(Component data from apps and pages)
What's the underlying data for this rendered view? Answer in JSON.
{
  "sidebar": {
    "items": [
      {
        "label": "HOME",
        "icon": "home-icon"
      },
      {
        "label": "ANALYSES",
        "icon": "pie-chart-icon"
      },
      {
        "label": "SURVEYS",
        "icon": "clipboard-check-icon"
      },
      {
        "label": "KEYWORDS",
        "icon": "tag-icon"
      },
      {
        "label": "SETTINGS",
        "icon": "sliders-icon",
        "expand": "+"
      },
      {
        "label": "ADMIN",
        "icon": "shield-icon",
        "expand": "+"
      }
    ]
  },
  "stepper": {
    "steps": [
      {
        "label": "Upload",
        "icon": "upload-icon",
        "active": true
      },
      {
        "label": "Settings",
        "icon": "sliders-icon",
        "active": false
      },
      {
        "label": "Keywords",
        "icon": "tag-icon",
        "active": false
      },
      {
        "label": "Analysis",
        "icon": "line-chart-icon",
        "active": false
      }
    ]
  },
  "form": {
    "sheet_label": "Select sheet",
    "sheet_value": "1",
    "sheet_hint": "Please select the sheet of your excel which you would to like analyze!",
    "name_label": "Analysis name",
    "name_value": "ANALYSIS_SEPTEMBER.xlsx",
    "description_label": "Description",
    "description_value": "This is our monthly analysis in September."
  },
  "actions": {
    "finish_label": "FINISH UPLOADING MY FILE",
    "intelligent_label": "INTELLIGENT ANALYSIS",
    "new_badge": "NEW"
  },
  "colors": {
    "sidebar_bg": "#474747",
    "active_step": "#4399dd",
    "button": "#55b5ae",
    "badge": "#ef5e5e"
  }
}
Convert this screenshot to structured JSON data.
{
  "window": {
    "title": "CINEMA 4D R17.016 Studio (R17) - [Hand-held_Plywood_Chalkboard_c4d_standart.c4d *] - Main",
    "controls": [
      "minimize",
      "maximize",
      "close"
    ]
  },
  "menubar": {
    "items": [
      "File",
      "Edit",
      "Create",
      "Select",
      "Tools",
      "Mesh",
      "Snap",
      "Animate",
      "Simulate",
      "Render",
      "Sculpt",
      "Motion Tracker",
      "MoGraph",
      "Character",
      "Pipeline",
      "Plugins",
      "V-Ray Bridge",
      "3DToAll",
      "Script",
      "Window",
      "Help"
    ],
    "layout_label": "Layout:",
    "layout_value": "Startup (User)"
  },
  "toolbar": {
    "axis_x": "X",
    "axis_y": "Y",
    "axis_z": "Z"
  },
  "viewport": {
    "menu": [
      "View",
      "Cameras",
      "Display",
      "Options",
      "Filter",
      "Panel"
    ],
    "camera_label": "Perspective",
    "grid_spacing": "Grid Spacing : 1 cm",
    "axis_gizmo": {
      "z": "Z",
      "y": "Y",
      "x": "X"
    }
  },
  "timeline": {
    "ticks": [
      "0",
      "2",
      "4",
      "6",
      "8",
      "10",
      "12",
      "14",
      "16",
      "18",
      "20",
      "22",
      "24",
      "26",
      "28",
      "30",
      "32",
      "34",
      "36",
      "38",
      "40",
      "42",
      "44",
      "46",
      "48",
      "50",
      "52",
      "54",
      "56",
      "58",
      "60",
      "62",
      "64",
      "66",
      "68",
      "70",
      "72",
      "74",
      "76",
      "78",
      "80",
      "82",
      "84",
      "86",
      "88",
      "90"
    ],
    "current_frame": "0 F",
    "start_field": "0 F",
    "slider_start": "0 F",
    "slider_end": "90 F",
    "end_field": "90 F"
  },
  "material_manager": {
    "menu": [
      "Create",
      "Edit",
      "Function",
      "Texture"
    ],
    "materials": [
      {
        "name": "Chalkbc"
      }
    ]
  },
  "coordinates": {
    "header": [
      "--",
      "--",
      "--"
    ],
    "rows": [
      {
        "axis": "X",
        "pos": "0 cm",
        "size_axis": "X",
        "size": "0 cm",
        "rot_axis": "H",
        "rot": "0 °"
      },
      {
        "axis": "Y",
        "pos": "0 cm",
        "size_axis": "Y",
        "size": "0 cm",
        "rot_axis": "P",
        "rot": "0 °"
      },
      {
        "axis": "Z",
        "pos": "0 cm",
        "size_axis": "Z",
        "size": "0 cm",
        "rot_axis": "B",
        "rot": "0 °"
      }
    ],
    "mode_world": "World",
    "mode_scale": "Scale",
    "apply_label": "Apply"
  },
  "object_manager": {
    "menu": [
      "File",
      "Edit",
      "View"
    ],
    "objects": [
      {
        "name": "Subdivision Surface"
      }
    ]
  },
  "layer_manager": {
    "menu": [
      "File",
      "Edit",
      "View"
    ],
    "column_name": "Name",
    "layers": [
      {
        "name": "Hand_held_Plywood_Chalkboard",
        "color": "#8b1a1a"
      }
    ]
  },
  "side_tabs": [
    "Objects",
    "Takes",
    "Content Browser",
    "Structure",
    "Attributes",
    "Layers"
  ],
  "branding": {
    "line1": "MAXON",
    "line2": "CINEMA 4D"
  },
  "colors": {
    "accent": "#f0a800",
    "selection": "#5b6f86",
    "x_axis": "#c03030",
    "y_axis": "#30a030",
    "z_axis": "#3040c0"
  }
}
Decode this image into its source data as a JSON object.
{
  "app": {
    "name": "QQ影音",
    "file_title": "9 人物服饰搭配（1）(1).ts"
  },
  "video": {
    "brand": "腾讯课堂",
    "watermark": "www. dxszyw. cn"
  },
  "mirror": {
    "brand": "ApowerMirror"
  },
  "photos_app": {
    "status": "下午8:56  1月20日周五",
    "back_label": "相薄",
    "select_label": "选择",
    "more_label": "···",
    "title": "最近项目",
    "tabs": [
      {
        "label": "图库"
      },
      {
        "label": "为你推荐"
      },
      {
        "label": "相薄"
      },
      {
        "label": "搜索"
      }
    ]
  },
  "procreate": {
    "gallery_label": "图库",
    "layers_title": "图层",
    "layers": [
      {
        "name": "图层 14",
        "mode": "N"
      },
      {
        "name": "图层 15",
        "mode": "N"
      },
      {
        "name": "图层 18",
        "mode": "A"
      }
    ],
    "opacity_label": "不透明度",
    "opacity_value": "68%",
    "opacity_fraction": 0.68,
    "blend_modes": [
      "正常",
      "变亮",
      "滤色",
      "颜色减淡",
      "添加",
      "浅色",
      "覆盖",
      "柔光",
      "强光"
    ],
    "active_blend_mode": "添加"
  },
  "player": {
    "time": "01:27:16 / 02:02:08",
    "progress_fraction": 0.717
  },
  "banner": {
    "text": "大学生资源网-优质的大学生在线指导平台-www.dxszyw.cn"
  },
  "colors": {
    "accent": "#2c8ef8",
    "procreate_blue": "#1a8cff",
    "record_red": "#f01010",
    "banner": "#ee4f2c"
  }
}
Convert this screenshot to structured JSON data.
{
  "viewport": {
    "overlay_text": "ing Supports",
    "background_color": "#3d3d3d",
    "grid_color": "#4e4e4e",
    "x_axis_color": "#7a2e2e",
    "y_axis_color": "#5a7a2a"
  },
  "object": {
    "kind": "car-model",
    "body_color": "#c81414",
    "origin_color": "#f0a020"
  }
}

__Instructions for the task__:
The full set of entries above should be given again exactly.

__Task answer__:
What's the underlying data for this rendered view? Answer in JSON.
{
  "sidebar": {
    "items": [
      {
        "label": "HOME",
        "icon": "home-icon"
      },
      {
        "label": "ANALYSES",
        "icon": "pie-chart-icon"
      },
      {
        "label": "SURVEYS",
        "icon": "clipboard-check-icon"
      },
      {
        "label": "KEYWORDS",
        "icon": "tag-icon"
      },
      {
        "label": "SETTINGS",
        "icon": "sliders-icon",
        "expand": "+"
      },
      {
        "label": "ADMIN",
        "icon": "shield-icon",
        "expand": "+"
      }
    ]
  },
  "stepper": {
    "steps": [
      {
        "label": "Upload",
        "icon": "upload-icon",
        "active": true
      },
      {
        "label": "Settings",
        "icon": "sliders-icon",
        "active": false
      },
      {
        "label": "Keywords",
        "icon": "tag-icon",
        "active": false
      },
      {
        "label": "Analysis",
        "icon": "line-chart-icon",
        "active": false
      }
    ]
  },
  "form": {
    "sheet_label": "Select sheet",
    "sheet_value": "1",
    "sheet_hint": "Please select the sheet of your excel which you would to like analyze!",
    "name_label": "Analysis name",
    "name_value": "ANALYSIS_SEPTEMBER.xlsx",
    "description_label": "Description",
    "description_value": "This is our monthly analysis in September."
  },
  "actions": {
    "finish_label": "FINISH UPLOADING MY FILE",
    "intelligent_label": "INTELLIGENT ANALYSIS",
    "new_badge": "NEW"
  },
  "colors": {
    "sidebar_bg": "#474747",
    "active_step": "#4399dd",
    "button": "#55b5ae",
    "badge": "#ef5e5e"
  }
}
Convert this screenshot to structured JSON data.
{
  "window": {
    "title": "CINEMA 4D R17.016 Studio (R17) - [Hand-held_Plywood_Chalkboard_c4d_standart.c4d *] - Main",
    "controls": [
      "minimize",
      "maximize",
      "close"
    ]
  },
  "menubar": {
    "items": [
      "File",
      "Edit",
      "Create",
      "Select",
      "Tools",
      "Mesh",
      "Snap",
      "Animate",
      "Simulate",
      "Render",
      "Sculpt",
      "Motion Tracker",
      "MoGraph",
      "Character",
      "Pipeline",
      "Plugins",
      "V-Ray Bridge",
      "3DToAll",
      "Script",
      "Window",
      "Help"
    ],
    "layout_label": "Layout:",
    "layout_value": "Startup (User)"
  },
  "toolbar": {
    "axis_x": "X",
    "axis_y": "Y",
    "axis_z": "Z"
  },
  "viewport": {
    "menu": [
      "View",
      "Cameras",
      "Display",
      "Options",
      "Filter",
      "Panel"
    ],
    "camera_label": "Perspective",
    "grid_spacing": "Grid Spacing : 1 cm",
    "axis_gizmo": {
      "z": "Z",
      "y": "Y",
      "x": "X"
    }
  },
  "timeline": {
    "ticks": [
      "0",
      "2",
      "4",
      "6",
      "8",
      "10",
      "12",
      "14",
      "16",
      "18",
      "20",
      "22",
      "24",
      "26",
      "28",
      "30",
      "32",
      "34",
      "36",
      "38",
      "40",
      "42",
      "44",
      "46",
      "48",
      "50",
      "52",
      "54",
      "56",
      "58",
      "60",
      "62",
      "64",
      "66",
      "68",
      "70",
      "72",
      "74",
      "76",
      "78",
      "80",
      "82",
      "84",
      "86",
      "88",
      "90"
    ],
    "current_frame": "0 F",
    "start_field": "0 F",
    "slider_start": "0 F",
    "slider_end": "90 F",
    "end_field": "90 F"
  },
  "material_manager": {
    "menu": [
      "Create",
      "Edit",
      "Function",
      "Texture"
    ],
    "materials": [
      {
        "name": "Chalkbc"
      }
    ]
  },
  "coordinates": {
    "header": [
      "--",
      "--",
      "--"
    ],
    "rows": [
      {
        "axis": "X",
        "pos": "0 cm",
        "size_axis": "X",
        "size": "0 cm",
        "rot_axis": "H",
        "rot": "0 °"
      },
      {
        "axis": "Y",
        "pos": "0 cm",
        "size_axis": "Y",
        "size": "0 cm",
        "rot_axis": "P",
        "rot": "0 °"
      },
      {
        "axis": "Z",
        "pos": "0 cm",
        "size_axis": "Z",
        "size": "0 cm",
        "rot_axis": "B",
        "rot": "0 °"
      }
    ],
    "mode_world": "World",
    "mode_scale": "Scale",
    "apply_label": "Apply"
  },
  "object_manager": {
    "menu": [
      "File",
      "Edit",
      "View"
    ],
    "objects": [
      {
        "name": "Subdivision Surface"
      }
    ]
  },
  "layer_manager": {
    "menu": [
      "File",
      "Edit",
      "View"
    ],
    "column_name": "Name",
    "layers": [
      {
        "name": "Hand_held_Plywood_Chalkboard",
        "color": "#8b1a1a"
      }
    ]
  },
  "side_tabs": [
    "Objects",
    "Takes",
    "Content Browser",
    "Structure",
    "Attributes",
    "Layers"
  ],
  "branding": {
    "line1": "MAXON",
    "line2": "CINEMA 4D"
  },
  "colors": {
    "accent": "#f0a800",
    "selection": "#5b6f86",
    "x_axis": "#c03030",
    "y_axis": "#30a030",
    "z_axis": "#3040c0"
  }
}
Decode this image into its source data as a JSON object.
{
  "app": {
    "name": "QQ影音",
    "file_title": "9 人物服饰搭配（1）(1).ts"
  },
  "video": {
    "brand": "腾讯课堂",
    "watermark": "www. dxszyw. cn"
  },
  "mirror": {
    "brand": "ApowerMirror"
  },
  "photos_app": {
    "status": "下午8:56  1月20日周五",
    "back_label": "相薄",
    "select_label": "选择",
    "more_label": "···",
    "title": "最近项目",
    "tabs": [
      {
        "label": "图库"
      },
      {
        "label": "为你推荐"
      },
      {
        "label": "相薄"
      },
      {
        "label": "搜索"
      }
    ]
  },
  "procreate": {
    "gallery_label": "图库",
    "layers_title": "图层",
    "layers": [
      {
        "name": "图层 14",
        "mode": "N"
      },
      {
        "name": "图层 15",
        "mode": "N"
      },
      {
        "name": "图层 18",
        "mode": "A"
      }
    ],
    "opacity_label": "不透明度",
    "opacity_value": "68%",
    "opacity_fraction": 0.68,
    "blend_modes": [
      "正常",
      "变亮",
      "滤色",
      "颜色减淡",
      "添加",
      "浅色",
      "覆盖",
      "柔光",
      "强光"
    ],
    "active_blend_mode": "添加"
  },
  "player": {
    "time": "01:27:16 / 02:02:08",
    "progress_fraction": 0.717
  },
  "banner": {
    "text": "大学生资源网-优质的大学生在线指导平台-www.dxszyw.cn"
  },
  "colors": {
    "accent": "#2c8ef8",
    "procreate_blue": "#1a8cff",
    "record_red": "#f01010",
    "banner": "#ee4f2c"
  }
}
Convert this screenshot to structured JSON data.
{
  "viewport": {
    "overlay_text": "ing Supports",
    "background_color": "#3d3d3d",
    "grid_color": "#4e4e4e",
    "x_axis_color": "#7a2e2e",
    "y_axis_color": "#5a7a2a"
  },
  "object": {
    "kind": "car-model",
    "body_color": "#c81414",
    "origin_color": "#f0a020"
  }
}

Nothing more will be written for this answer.